Source: Soapbox Cincinnati, Kamal Kimball
As the population grows, the issue of food--from growing to distribution--becomes increasingly important. For an increasing minority of folks, the answer lies in getting back to basics--growing food in more traditional ways, and making sure it stays in the region for locals to enjoy. 10 years ago this month, Soapbox ran a piece about local food in Cincinnati. As part of our 10 year anniversary series, we examine how local food has changed in the past decade, and where it might be in the future.
According to Kristin Gangwer, Interim Executive Director of local sustainability nonprofit Green Umbrella, there is cause for optimism. “We’ve measured that number of outlets to purchase or consume local food has quadrupled since 2010.” The demand has increased, and the places to tap into local food now include everything from farmer’s markets to restaurants to “food hubs” to direct from farmer community supported agriculture CSA programs.
Traditional farmers markets continue to thrive, with upwards of 40 markets happening seven days a week throughout the region. The Central Ohio River Valley (CORV) Local Food Guide, an annual publication, highlights the markets and other sources for local food. According to CORV Producer Deborah Jordan, the guide was started in 2008 as a grassroots effort to connect community members with local growers and fresh, healthy local food. Jordan explains that the guide “went from 8 pages in the beginning to 24 today,” reflecting the explosion of interest and availability of local food in the past decade.
Access to local food has also been helped by advances in technology. Local Food Connection, one of two “food hubs” in the region, was started in 2015 to improve access to fresh produce for families and restaurants. “Our mission is to make it more convenient for buyers to buy locally as other foods. On the supplier end, we make it more convenient for farmers to market and distribute products,” explains founder Alice Chalmers. Produce, meat, dairy, and other local products are available for purchase online. “We’re like an Amazon.com for local food. You can buy as much or as little as you want, when you want.” After placing an online order, buyers can pick up their produce at one of eight local locations.
Local food access has also improved through innovative programs that improve affordability for people with limited incomes. Due to governmental produce subsidizes and large chain stores driving down prices through bulk buying, consumers have become accustomed to low prices on staples such as milk and produce. For many, the price of buying local can seem prohibitive. “Food can be so cheap, people still underestimate the real cost of producing food,” said Chalmers. “There can be sticker shock on pricing.” Programs such as Produce Perks are helping to address this barrier to eating local. Produce Perks is a local nutrition incentive program that allows people who are on federal assistance such as SNAP to double their dollar at participating farmers markets. “This allows people to go to a farmer’s market and buy $5 of produce with their EBT card and get $10 of food,” explained Gangwer.
Restaurants are also getting in on the local food trend. “In the last 10 years, I think it’s become an expectation for certain types of food establishments,” said Chalmers. “If they set a higher standard for themselves, they usually try to source some products locally because there are so many benefits to that.
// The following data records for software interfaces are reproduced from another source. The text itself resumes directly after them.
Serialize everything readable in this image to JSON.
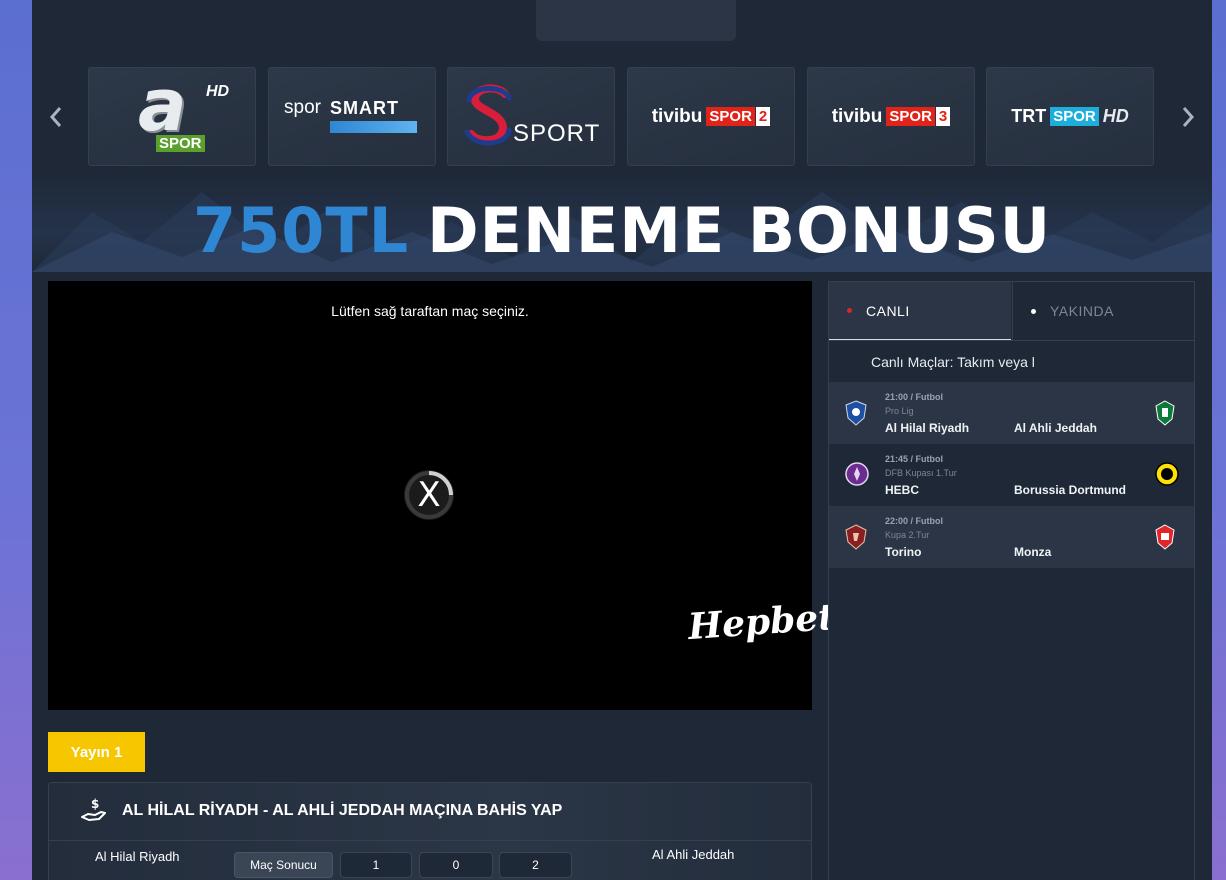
{
  "channels": [
    {
      "name": "A Spor HD"
    },
    {
      "name": "Spor Smart"
    },
    {
      "name": "S Sport"
    },
    {
      "name": "Tivibu Spor 2"
    },
    {
      "name": "Tivibu Spor 3"
    },
    {
      "name": "TRT Spor HD"
    }
  ],
  "channel_logos": {
    "aspor_mark": "a",
    "aspor_hd": "HD",
    "aspor_spor": "SPOR",
    "sporsmart_a": "spor",
    "sporsmart_b": "SMART",
    "ssport_text": "SPORT",
    "tivibu_a": "tivibu",
    "tivibu_spor": "SPOR",
    "tivibu2_num": "2",
    "tivibu3_num": "3",
    "trt_a": "TRT",
    "trt_spor": "SPOR",
    "trt_hd": "HD"
  },
  "banner": {
    "accent": "750TL",
    "main": "DENEME BONUSU"
  },
  "player": {
    "message": "Lütfen sağ taraftan maç seçiniz.",
    "close_label": "X",
    "watermark": "Hepbet"
  },
  "stream_button": "Yayın 1",
  "bet": {
    "title": "AL HİLAL RİYADH - AL AHLİ JEDDAH MAÇINA BAHİS YAP",
    "home": "Al Hilal Riyadh",
    "away": "Al Ahli Jeddah",
    "market": "Maç Sonucu",
    "options": [
      "1",
      "0",
      "2"
    ]
  },
  "tabs": {
    "live": "CANLI",
    "upcoming": "YAKINDA"
  },
  "filter_label": "Canlı Maçlar: Takım veya l",
  "matches": [
    {
      "time": "21:00 / Futbol",
      "league": "Pro Lig",
      "home": "Al Hilal Riyadh",
      "away": "Al Ahli Jeddah"
    },
    {
      "time": "21:45 / Futbol",
      "league": "DFB Kupası 1.Tur",
      "home": "HEBC",
      "away": "Borussia Dortmund"
    },
    {
      "time": "22:00 / Futbol",
      "league": "Kupa 2.Tur",
      "home": "Torino",
      "away": "Monza"
    }
  ],
  "colors": {
    "yellow": "#f6c700",
    "blue_accent": "#2f86d2",
    "panel": "#1e2837",
    "live_dot": "#d4282f"
  }
}
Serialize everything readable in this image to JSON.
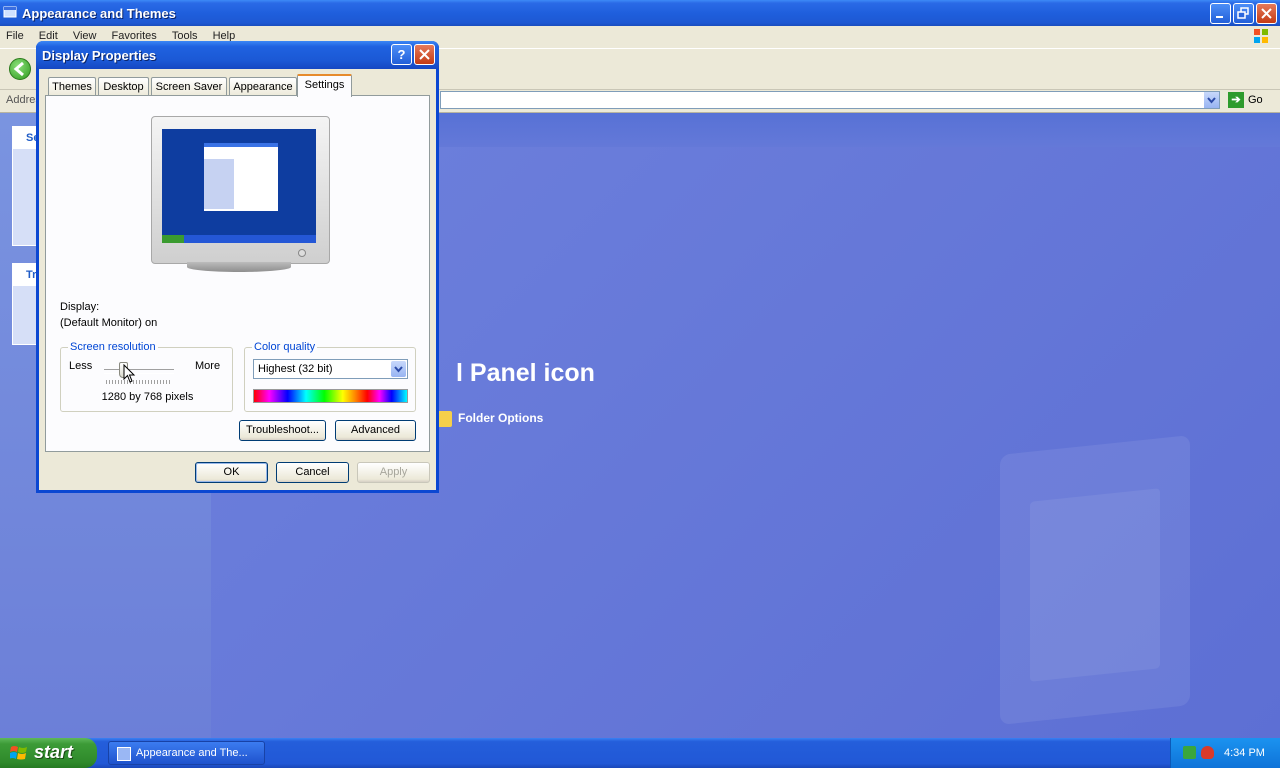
{
  "explorer": {
    "title": "Appearance and Themes",
    "menu": [
      "File",
      "Edit",
      "View",
      "Favorites",
      "Tools",
      "Help"
    ],
    "address_label": "Address",
    "go_label": "Go",
    "taskpane_heads": [
      "Se",
      "Tr"
    ],
    "pick_heading": "l Panel icon",
    "folder_options": "Folder Options"
  },
  "dialog": {
    "title": "Display Properties",
    "help_label": "?",
    "tabs": [
      "Themes",
      "Desktop",
      "Screen Saver",
      "Appearance",
      "Settings"
    ],
    "active_tab": "Settings",
    "display_label": "Display:",
    "display_value": "(Default Monitor) on",
    "resolution": {
      "title": "Screen resolution",
      "less": "Less",
      "more": "More",
      "value_text": "1280 by 768 pixels",
      "slider_level": 0.28
    },
    "color_quality": {
      "title": "Color quality",
      "selected": "Highest (32 bit)"
    },
    "buttons": {
      "troubleshoot": "Troubleshoot...",
      "advanced": "Advanced",
      "ok": "OK",
      "cancel": "Cancel",
      "apply": "Apply"
    }
  },
  "taskbar": {
    "start_label": "start",
    "task_label": "Appearance and The...",
    "clock": "4:34 PM"
  },
  "colors": {
    "xp_blue": "#245edb",
    "start_green": "#3c9b37",
    "dialog_face": "#ece9d8",
    "tab_accent": "#e68b2c"
  }
}
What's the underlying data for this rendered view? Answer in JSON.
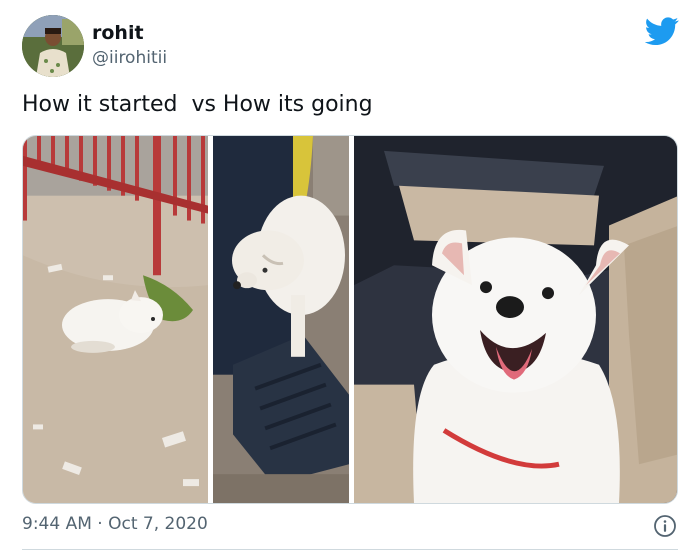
{
  "user": {
    "name": "rohit",
    "handle": "@iirohitii"
  },
  "tweet": {
    "text": "How it started  vs How its going",
    "time": "9:44 AM",
    "separator": "·",
    "date": "Oct 7, 2020"
  },
  "media": {
    "photos": [
      "photo-puppy-on-ground",
      "photo-puppy-on-scooter",
      "photo-dog-in-car"
    ]
  },
  "icons": {
    "logo": "twitter-bird-icon",
    "info": "info-icon"
  },
  "colors": {
    "twitter_blue": "#1d9bf0",
    "text_primary": "#0f1419",
    "text_secondary": "#536471",
    "border": "#cfd9de"
  }
}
Not just that they’re giving back, but they know they can have a level of freshness and lack of perishability because it’s been harvested within 24 hours.” Local Food Connection helps link regional farmers with restaurants in search of good local produce. “We have a [restaurant] client list of 100 that are buying locally, and this is from a price point of $8 to $28 an entree. Across the board there’s a real commitment to good food.”
On the flipside, Green Umbrella is working to reduce food waste that comes out of restaurants. Their “Save the Food Cincinnati” campaign aims to keep food from landfills through advocacy and education. “We give out awards/grants to projects and organizations who do creative work to reduce food waste,” said Gangwer. “Everything from gleaning extra produce from the fields that can be donated to the food banks to supporting organizations like La Soupe, which does food rescue projects.” Green Umbrella also has a Local Food action team, which is working on a 10% Shift campaign to encourage consumers to pledge 10% of their food budget to buying local food.
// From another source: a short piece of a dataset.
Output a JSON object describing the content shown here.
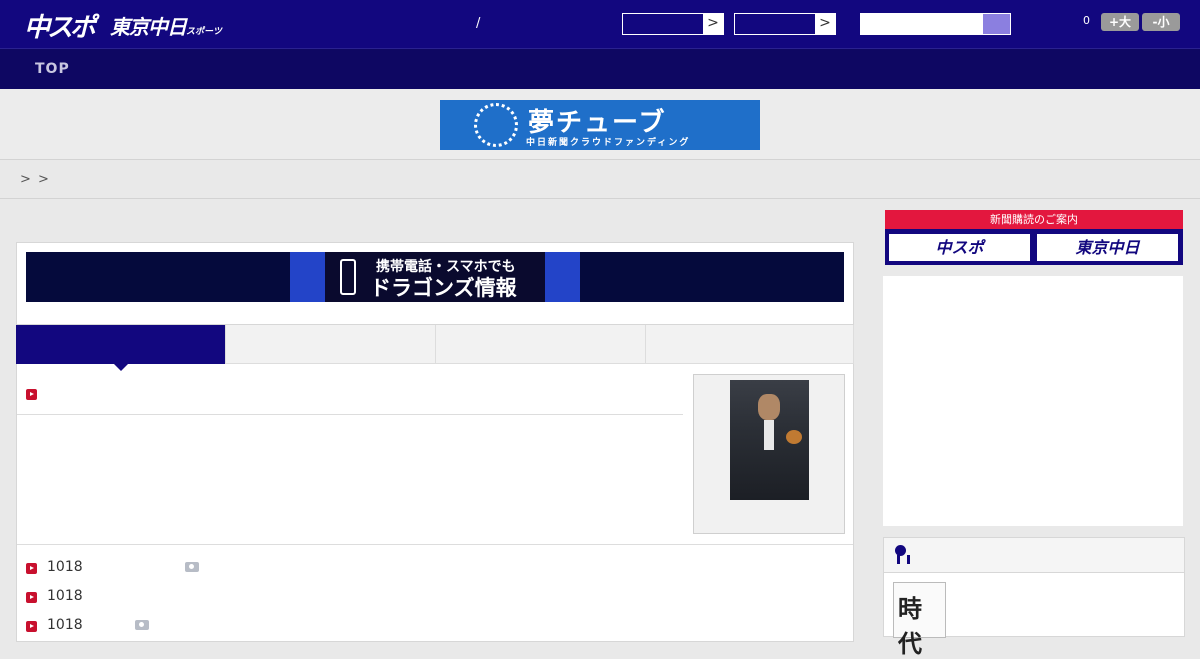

Those working in the local food scene see incremental progress happening. “Having worked in the food system for a while, I feel really positively about where things are heading,” said Gangwer. Generational shifts in values are also driving demand for local food. Access to local food has become “the expectation among millennials,” according to Chalmers.
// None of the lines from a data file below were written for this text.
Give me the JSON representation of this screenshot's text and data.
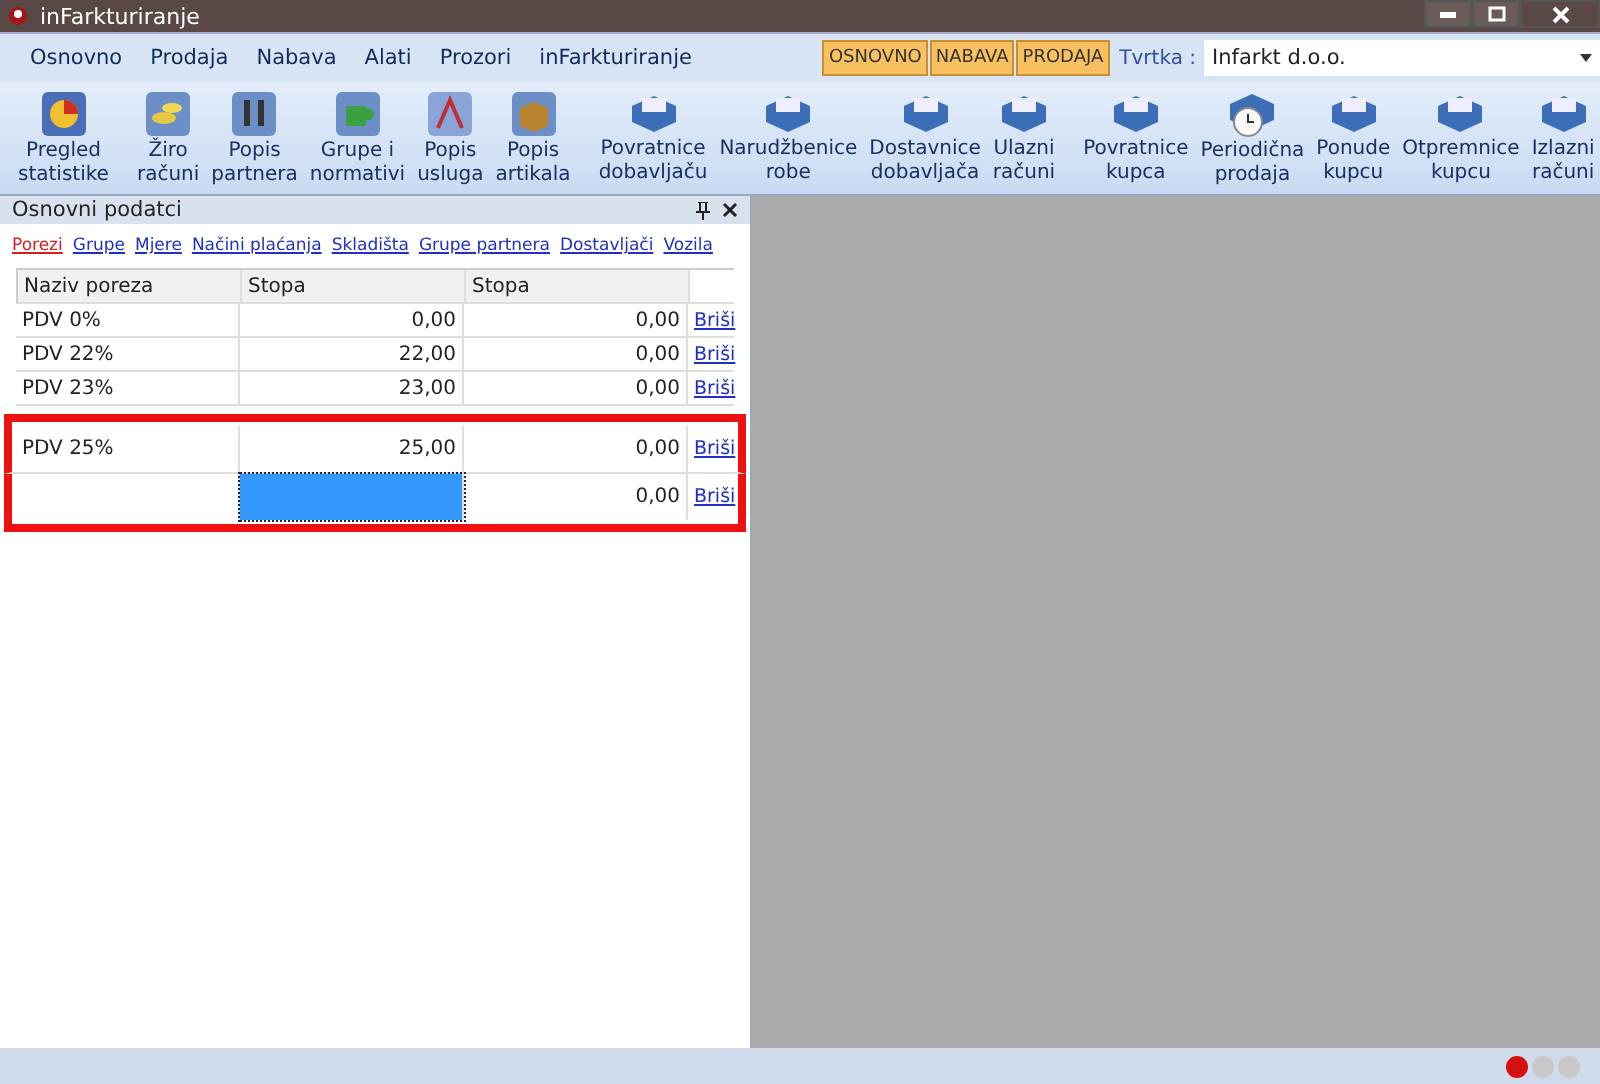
{
  "window": {
    "title": "inFarkturiranje"
  },
  "menu": [
    "Osnovno",
    "Prodaja",
    "Nabava",
    "Alati",
    "Prozori",
    "inFarkturiranje"
  ],
  "modules": [
    {
      "label": "OSNOVNO"
    },
    {
      "label": "NABAVA"
    },
    {
      "label": "PRODAJA"
    }
  ],
  "company": {
    "label": "Tvrtka :",
    "value": "Infarkt d.o.o."
  },
  "toolbar_groups": [
    [
      {
        "kind": "pie",
        "lines": [
          "Pregled",
          "statistike"
        ]
      }
    ],
    [
      {
        "kind": "coins",
        "lines": [
          "Žiro",
          "računi"
        ]
      },
      {
        "kind": "people",
        "lines": [
          "Popis",
          "partnera"
        ]
      },
      {
        "kind": "puzzle",
        "lines": [
          "Grupe i",
          "normativi"
        ]
      },
      {
        "kind": "pen",
        "lines": [
          "Popis",
          "usluga"
        ]
      },
      {
        "kind": "box",
        "lines": [
          "Popis",
          "artikala"
        ]
      }
    ],
    [
      {
        "kind": "tray",
        "lines": [
          "Povratnice",
          "dobavljaču"
        ]
      },
      {
        "kind": "tray",
        "lines": [
          "Narudžbenice",
          "robe"
        ]
      },
      {
        "kind": "tray",
        "lines": [
          "Dostavnice",
          "dobavljača"
        ]
      },
      {
        "kind": "tray",
        "lines": [
          "Ulazni",
          "računi"
        ]
      }
    ],
    [
      {
        "kind": "tray",
        "lines": [
          "Povratnice",
          "kupca"
        ]
      },
      {
        "kind": "clock",
        "lines": [
          "Periodična",
          "prodaja"
        ]
      },
      {
        "kind": "tray",
        "lines": [
          "Ponude",
          "kupcu"
        ]
      },
      {
        "kind": "tray",
        "lines": [
          "Otpremnice",
          "kupcu"
        ]
      },
      {
        "kind": "tray",
        "lines": [
          "Izlazni",
          "računi"
        ]
      }
    ]
  ],
  "panel": {
    "title": "Osnovni podatci",
    "links": [
      {
        "label": "Porezi",
        "selected": true
      },
      {
        "label": "Grupe",
        "selected": false
      },
      {
        "label": "Mjere",
        "selected": false
      },
      {
        "label": "Načini plaćanja",
        "selected": false
      },
      {
        "label": "Skladišta",
        "selected": false
      },
      {
        "label": "Grupe partnera",
        "selected": false
      },
      {
        "label": "Dostavljači",
        "selected": false
      },
      {
        "label": "Vozila",
        "selected": false
      }
    ],
    "table": {
      "columns": [
        "Naziv poreza",
        "Stopa",
        "Stopa"
      ],
      "rows": [
        {
          "cells": [
            {
              "text": "PDV 0%",
              "selected": false
            },
            {
              "text": "0,00",
              "selected": false
            },
            {
              "text": "0,00",
              "selected": false
            }
          ],
          "action": "Briši",
          "highlighted": false
        },
        {
          "cells": [
            {
              "text": "PDV 22%",
              "selected": false
            },
            {
              "text": "22,00",
              "selected": false
            },
            {
              "text": "0,00",
              "selected": false
            }
          ],
          "action": "Briši",
          "highlighted": false
        },
        {
          "cells": [
            {
              "text": "PDV 23%",
              "selected": false
            },
            {
              "text": "23,00",
              "selected": false
            },
            {
              "text": "0,00",
              "selected": false
            }
          ],
          "action": "Briši",
          "highlighted": false
        },
        {
          "cells": [
            {
              "text": "PDV 25%",
              "selected": false
            },
            {
              "text": "25,00",
              "selected": false
            },
            {
              "text": "0,00",
              "selected": false
            }
          ],
          "action": "Briši",
          "highlighted": true
        },
        {
          "cells": [
            {
              "text": "",
              "selected": false
            },
            {
              "text": "",
              "selected": true
            },
            {
              "text": "0,00",
              "selected": false
            }
          ],
          "action": "Briši",
          "highlighted": true
        }
      ]
    }
  }
}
Buying local is easier than ever, and for many it is not just important because of nutrition or health, but rather it is a decision driven by personal values. “I think it’s up to everyone that goes into a restaurant or buys food to realize that they’re making a important decision,” said Chalmers. “For some it’s a matter of survival and you have to get quantity and calories, but to the extent that you can make a choice, it impacts those around you and your environment. It’s an important act.”